Also Consider: For those wanting a similarly modern neighbourhood with a greater selection of new builds, try London’s second financial district – Canary Wharf.

CLERKENWELL

For our money, one of the capital’s most underrated areas. Clerkenwell boasts a fantastic range of architecture from medieval chapels to cutting edge modernist builds. Clerkenwell is home to a thriving creative sector with hundreds of design and furniture firms echoing the area’s manufacturing history.

The area is also home to the fantastic Exmouth Market which has a great range of dining options. 

Nearby Farringdon station is on the Crossrail route and will give residents even quicker access to the rest of London.  St Paul’s Cathedral and the River Thames are just a short walk away. 

Property Notes: Many former warehouses and schools in the area have been converted into tasteful apartments which have retained a lot of their original features.
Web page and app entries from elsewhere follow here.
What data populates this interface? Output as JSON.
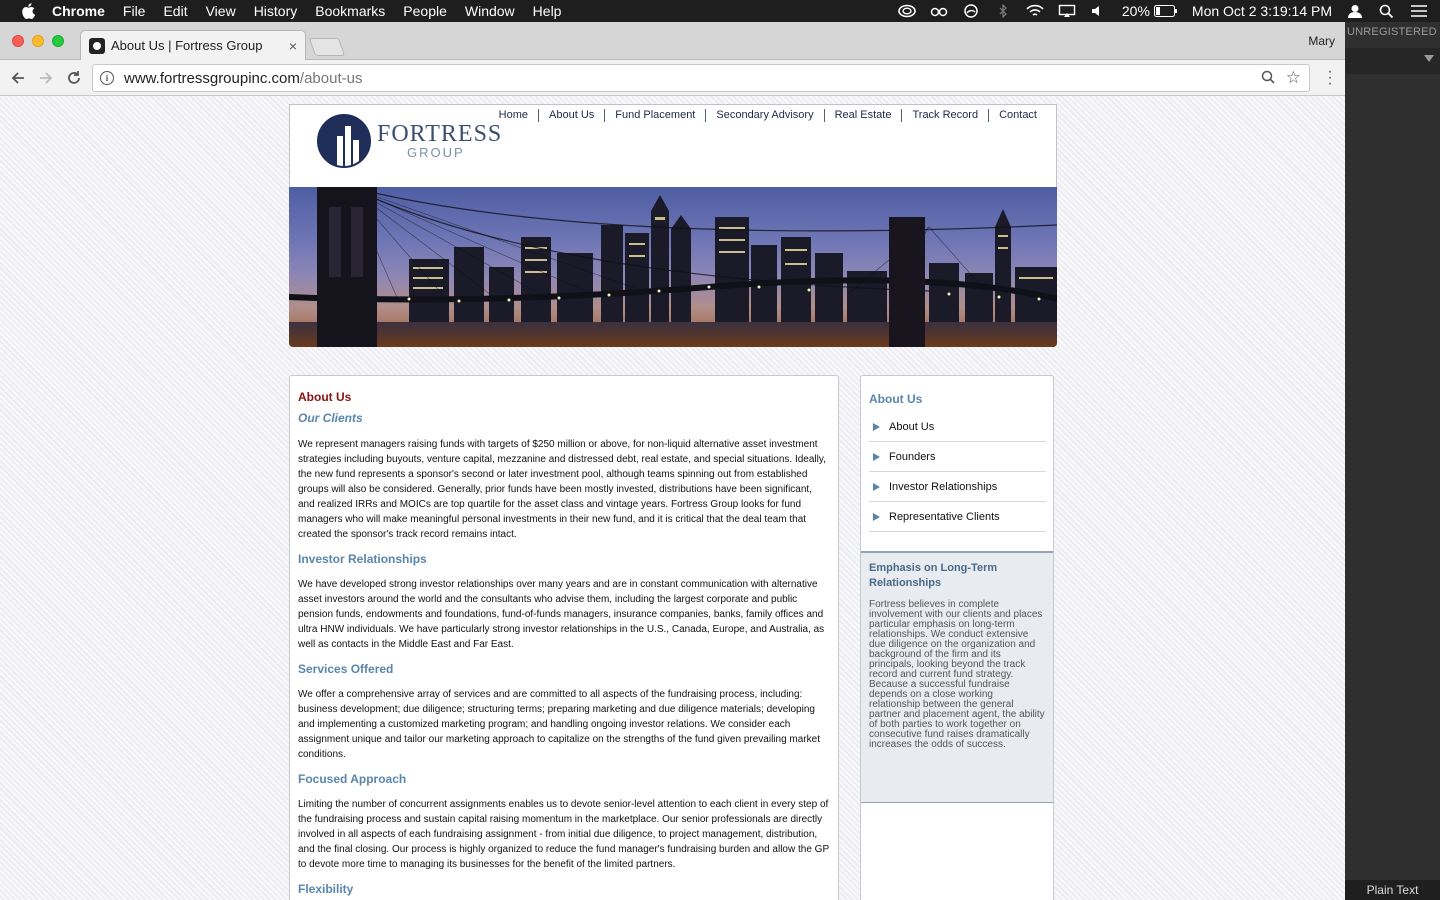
{
  "menubar": {
    "app": "Chrome",
    "items": [
      "File",
      "Edit",
      "View",
      "History",
      "Bookmarks",
      "People",
      "Window",
      "Help"
    ],
    "battery": "20%",
    "clock": "Mon Oct 2  3:19:14 PM"
  },
  "editor": {
    "unregistered": "UNREGISTERED",
    "status_syntax": "Plain Text"
  },
  "browser": {
    "tab_title": "About Us | Fortress Group",
    "tab_close": "×",
    "profile": "Mary",
    "url_host": "www.fortressgroupinc.com",
    "url_path": "/about-us"
  },
  "site": {
    "logo": {
      "line1": "FORTRESS",
      "line2": "GROUP"
    },
    "nav": [
      "Home",
      "About Us",
      "Fund Placement",
      "Secondary Advisory",
      "Real Estate",
      "Track Record",
      "Contact"
    ],
    "main": {
      "heading": "About Us",
      "sections": [
        {
          "title": "Our Clients",
          "italic": true,
          "body": "We represent managers raising funds with targets of $250 million or above, for non-liquid alternative asset investment strategies including buyouts, venture capital, mezzanine and distressed debt, real estate, and special situations. Ideally, the new fund represents a sponsor's second or later investment pool, although teams spinning out from established groups will also be considered. Generally, prior funds have been mostly invested, distributions have been significant, and realized IRRs and MOICs are top quartile for the asset class and vintage years. Fortress Group looks for fund managers who will make meaningful personal investments in their new fund, and it is critical that the deal team that created the sponsor's track record remains intact."
        },
        {
          "title": "Investor Relationships",
          "italic": false,
          "body": "We have developed strong investor relationships over many years and are in constant communication with alternative asset investors around the world and the consultants who advise them, including the largest corporate and public pension funds, endowments and foundations, fund-of-funds managers, insurance companies, banks, family offices and ultra HNW individuals. We have particularly strong investor relationships in the U.S., Canada, Europe, and Australia, as well as contacts in the Middle East and Far East."
        },
        {
          "title": "Services Offered",
          "italic": false,
          "body": "We offer a comprehensive array of services and are committed to all aspects of the fundraising process, including: business development; due diligence; structuring terms; preparing marketing and due diligence materials; developing and implementing a customized marketing program; and handling ongoing investor relations. We consider each assignment unique and tailor our marketing approach to capitalize on the strengths of the fund given prevailing market conditions."
        },
        {
          "title": "Focused Approach",
          "italic": false,
          "body": "Limiting the number of concurrent assignments enables us to devote senior-level attention to each client in every step of the fundraising process and sustain capital raising momentum in the marketplace. Our senior professionals are directly involved in all aspects of each fundraising assignment - from initial due diligence, to project management, distribution, and the final closing. Our process is highly organized to reduce the fund manager's fundraising burden and allow the GP to devote more time to managing its businesses for the benefit of the limited partners."
        },
        {
          "title": "Flexibility",
          "italic": false,
          "body": ""
        }
      ]
    },
    "sidebar": {
      "title": "About Us",
      "links": [
        "About Us",
        "Founders",
        "Investor Relationships",
        "Representative Clients"
      ],
      "emphasis_title": "Emphasis on Long-Term Relationships",
      "emphasis_body": "Fortress believes in complete involvement with our clients and places particular emphasis on long-term relationships. We conduct extensive due diligence on the organization and background of the firm and its principals, looking beyond the track record and current fund strategy. Because a successful fundraise depends on a close working relationship between the general partner and placement agent, the ability of both parties to work together on consecutive fund raises dramatically increases the odds of success."
    }
  }
}
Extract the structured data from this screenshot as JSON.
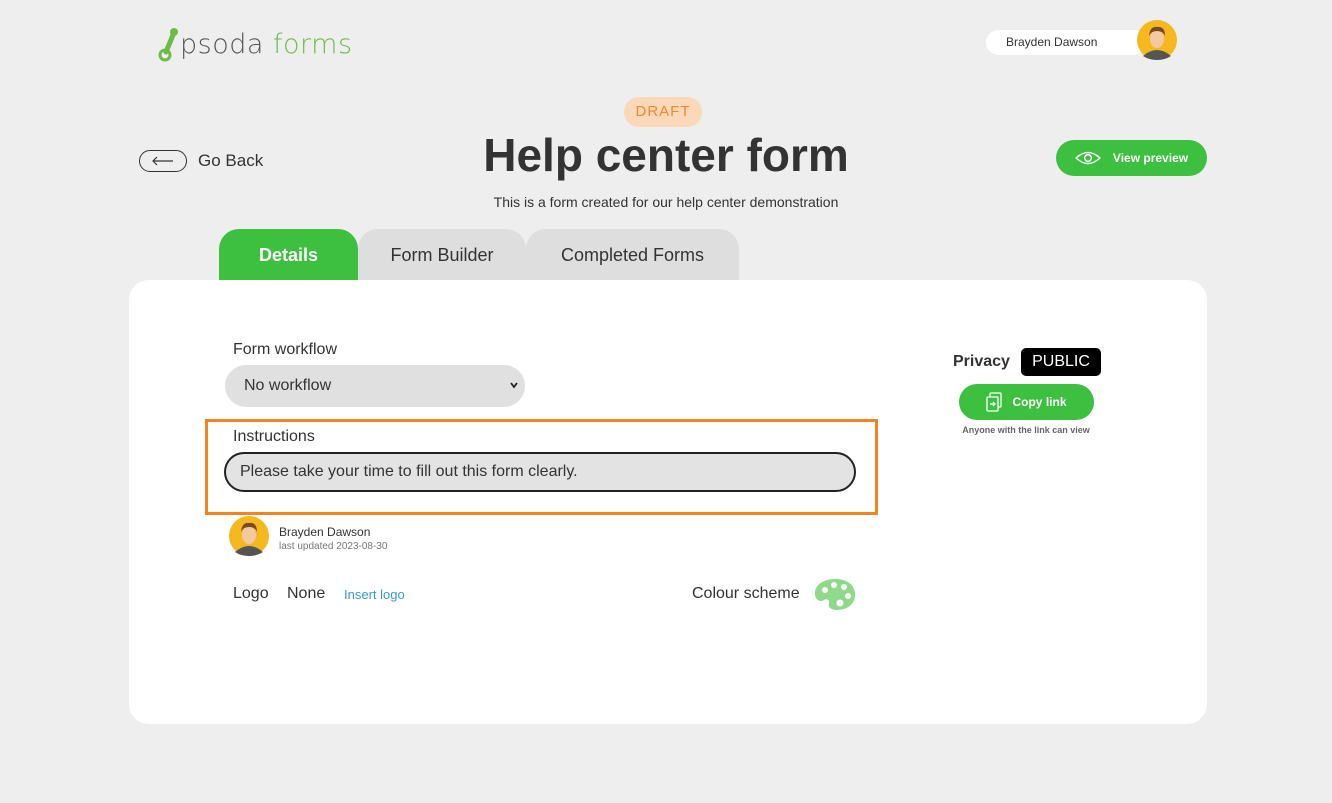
{
  "app": {
    "logo_text_left": "psoda",
    "logo_text_right": "forms",
    "brand_green": "#3dbf3f",
    "accent_orange": "#f5841f"
  },
  "header": {
    "user_name": "Brayden Dawson",
    "avatar_icon": "user-avatar-icon"
  },
  "form": {
    "status_badge": "DRAFT",
    "title": "Help center form",
    "description": "This is a form created for our help center demonstration",
    "go_back_label": "Go Back",
    "view_preview_label": "View preview"
  },
  "tabs": [
    {
      "label": "Details",
      "active": true
    },
    {
      "label": "Form Builder",
      "active": false
    },
    {
      "label": "Completed Forms",
      "active": false
    }
  ],
  "details": {
    "workflow_label": "Form workflow",
    "workflow_value": "No workflow",
    "instructions_label": "Instructions",
    "instructions_value": "Please take your time to fill out this form clearly.",
    "author_name": "Brayden Dawson",
    "last_updated": "last updated 2023-08-30",
    "logo_label": "Logo",
    "logo_value": "None",
    "insert_logo_label": "Insert logo",
    "colour_scheme_label": "Colour scheme"
  },
  "privacy": {
    "label": "Privacy",
    "value": "PUBLIC",
    "copy_link_label": "Copy link",
    "hint": "Anyone with the link can view"
  }
}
Local planning officers been more lenient towards experimental architecture and there are a lot of unique new builds in the area. 

Also Consider:  Whitechapel has a similar mix of heritage and modernity and also attracts young professionals in the creative sectors. 

Best Area to Live in London
Best Area to Live in London

Islington

One of our favourite North London areas. From the picturesque Regent’s Canal, elegant Georgian Squares to the bustling Angel – Islington offers something for everyone. 

The area is home to several arts centres and theatres such as The Almeida. Camden Passage is popular with locals and has a fantastic selection of independent shops and cafes.

Property Notes: Islington has a mix of period property and new builds offering something for everyone. The area surrounding Regents Canal provides a nice contrast to the bustling Upper Street and has fantastic Georgian terraces and garden squares. 

Also consider: Camden and the area around Mornington Crescent station has a similar vibe. 

Interested in buying or renting in London? Contact us today for a free consultation and no-obligation quote.

For our guide on How To Rent in London, click here.